YOUR GOAL: For each line of the data below, test for "keyboard". Report only the number of lines that pass.

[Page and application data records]
_ _ _ _
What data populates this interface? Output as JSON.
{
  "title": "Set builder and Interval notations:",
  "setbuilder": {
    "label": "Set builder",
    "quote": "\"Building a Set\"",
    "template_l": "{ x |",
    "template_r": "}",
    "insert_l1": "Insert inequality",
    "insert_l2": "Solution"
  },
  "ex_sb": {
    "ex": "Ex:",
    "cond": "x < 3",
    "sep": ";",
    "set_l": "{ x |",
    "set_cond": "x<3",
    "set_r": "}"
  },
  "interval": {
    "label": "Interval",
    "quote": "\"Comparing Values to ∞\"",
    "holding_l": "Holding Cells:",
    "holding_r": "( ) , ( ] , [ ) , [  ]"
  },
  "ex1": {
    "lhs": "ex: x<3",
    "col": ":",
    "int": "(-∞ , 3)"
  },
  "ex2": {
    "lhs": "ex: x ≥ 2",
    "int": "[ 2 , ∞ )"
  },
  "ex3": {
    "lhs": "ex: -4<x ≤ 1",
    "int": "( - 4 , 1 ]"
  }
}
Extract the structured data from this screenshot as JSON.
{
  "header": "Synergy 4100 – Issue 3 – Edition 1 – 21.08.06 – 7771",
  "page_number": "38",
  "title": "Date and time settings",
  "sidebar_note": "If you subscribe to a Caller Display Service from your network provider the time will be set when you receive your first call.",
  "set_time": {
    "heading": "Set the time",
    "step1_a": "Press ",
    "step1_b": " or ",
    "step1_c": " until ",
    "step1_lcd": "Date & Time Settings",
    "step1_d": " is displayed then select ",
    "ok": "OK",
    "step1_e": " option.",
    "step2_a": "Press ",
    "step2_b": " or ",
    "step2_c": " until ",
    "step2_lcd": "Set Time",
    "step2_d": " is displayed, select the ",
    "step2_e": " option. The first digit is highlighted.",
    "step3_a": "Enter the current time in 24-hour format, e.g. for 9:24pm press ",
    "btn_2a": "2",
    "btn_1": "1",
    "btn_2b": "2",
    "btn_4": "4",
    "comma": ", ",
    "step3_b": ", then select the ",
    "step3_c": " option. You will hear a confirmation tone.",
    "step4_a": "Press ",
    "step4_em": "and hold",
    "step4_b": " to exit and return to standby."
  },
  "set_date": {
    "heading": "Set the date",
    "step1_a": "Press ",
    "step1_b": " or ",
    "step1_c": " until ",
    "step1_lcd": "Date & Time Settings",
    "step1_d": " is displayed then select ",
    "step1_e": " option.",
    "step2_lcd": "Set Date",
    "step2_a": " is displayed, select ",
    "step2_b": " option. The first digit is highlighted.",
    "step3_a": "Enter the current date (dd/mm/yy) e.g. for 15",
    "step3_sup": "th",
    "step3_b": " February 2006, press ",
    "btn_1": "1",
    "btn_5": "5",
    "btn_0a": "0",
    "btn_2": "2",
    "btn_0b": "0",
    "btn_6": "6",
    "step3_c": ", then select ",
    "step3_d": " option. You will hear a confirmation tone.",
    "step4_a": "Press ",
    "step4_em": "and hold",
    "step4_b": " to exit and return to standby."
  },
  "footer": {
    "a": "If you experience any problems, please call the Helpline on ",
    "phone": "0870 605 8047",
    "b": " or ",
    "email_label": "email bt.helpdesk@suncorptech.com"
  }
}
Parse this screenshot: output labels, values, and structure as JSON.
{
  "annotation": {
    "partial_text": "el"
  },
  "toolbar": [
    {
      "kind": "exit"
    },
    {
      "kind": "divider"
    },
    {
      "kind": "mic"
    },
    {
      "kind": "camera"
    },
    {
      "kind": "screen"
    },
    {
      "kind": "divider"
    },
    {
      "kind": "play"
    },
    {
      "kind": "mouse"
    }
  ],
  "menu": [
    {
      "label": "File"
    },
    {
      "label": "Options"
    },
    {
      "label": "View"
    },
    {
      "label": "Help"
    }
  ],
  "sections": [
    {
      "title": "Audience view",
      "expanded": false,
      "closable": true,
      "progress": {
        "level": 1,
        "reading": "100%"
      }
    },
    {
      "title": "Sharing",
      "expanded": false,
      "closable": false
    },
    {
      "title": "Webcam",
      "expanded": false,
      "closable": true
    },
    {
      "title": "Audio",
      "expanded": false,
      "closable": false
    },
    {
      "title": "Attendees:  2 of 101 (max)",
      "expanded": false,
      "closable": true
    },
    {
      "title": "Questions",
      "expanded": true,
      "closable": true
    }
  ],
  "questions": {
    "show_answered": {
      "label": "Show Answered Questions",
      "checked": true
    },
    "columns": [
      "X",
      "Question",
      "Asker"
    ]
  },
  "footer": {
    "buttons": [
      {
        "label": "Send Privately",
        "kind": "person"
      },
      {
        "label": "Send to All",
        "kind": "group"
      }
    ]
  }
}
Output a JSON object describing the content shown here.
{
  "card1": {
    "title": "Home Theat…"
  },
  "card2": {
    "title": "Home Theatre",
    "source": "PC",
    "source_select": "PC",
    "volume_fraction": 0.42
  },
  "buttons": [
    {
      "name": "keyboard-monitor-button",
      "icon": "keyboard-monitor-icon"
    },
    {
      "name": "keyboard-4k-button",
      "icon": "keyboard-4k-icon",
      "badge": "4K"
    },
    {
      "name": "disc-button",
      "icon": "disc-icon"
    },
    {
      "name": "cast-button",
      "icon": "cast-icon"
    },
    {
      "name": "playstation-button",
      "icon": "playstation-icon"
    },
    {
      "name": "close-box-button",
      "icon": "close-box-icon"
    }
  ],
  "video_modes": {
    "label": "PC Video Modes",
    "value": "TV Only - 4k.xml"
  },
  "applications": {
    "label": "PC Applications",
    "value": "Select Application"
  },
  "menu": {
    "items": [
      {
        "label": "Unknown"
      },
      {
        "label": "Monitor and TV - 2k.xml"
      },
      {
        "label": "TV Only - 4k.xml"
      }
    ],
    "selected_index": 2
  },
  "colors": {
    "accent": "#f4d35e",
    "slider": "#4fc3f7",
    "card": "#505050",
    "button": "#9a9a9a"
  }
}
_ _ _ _
ANSWER TO THIS TASK: 4